The current scale of torture in Egypt resembles cases from other countries that spent decades under dictatorial rule and ended cruelly such as Saddam Hussein’s Iraq, Gaddafi’s Libya, and Assad’s civil war in Syria. It should come as no surprise that the Organisation for Economic Cooperation and Development (OECD) listed Egypt among the perilous states in its 2014 report citing the increased violence, instability, brutality, and the political exclusion of any opposition.
What is happening in Egypt since the July 23 coup is a desperate attempt by the counter-revolutionary forces to reestablish another “republic of fear” that was overthrown by the January 25 revolution. They are seeking revenge over what happened to the Egyptian interior ministry on January 25, 2011, when its walls collapsed in front of the youth revolution.
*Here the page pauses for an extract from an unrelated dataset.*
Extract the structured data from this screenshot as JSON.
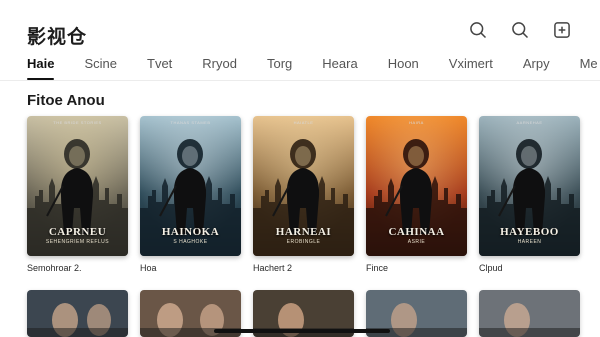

This will not happen. Not only because time is overdue for such condemned practices, but also because those who had toppled two Egyptian regimes in less than 3 years, are capable of doing that anew, however long that may take. Their struggle will continue untill their demands for freedom, dignity and social justice are fulfilled.
Khalil al-Anani is Adjunct Professor of Middle Eastern Studies at Johns Hopkins University’s Paul H Nitze School of Advanced International Studies (SAIS) in Washington, DC. He’s also co-editor of Elections and Democratization in the Middle East (2014) and the author of the forthcoming book, “Inside the Muslim Brotherhood: Religion, Identity and Politics”.
The views expressed in this article are the author’s own and do not necessarily reflect Al Jazeera’s editorial policy.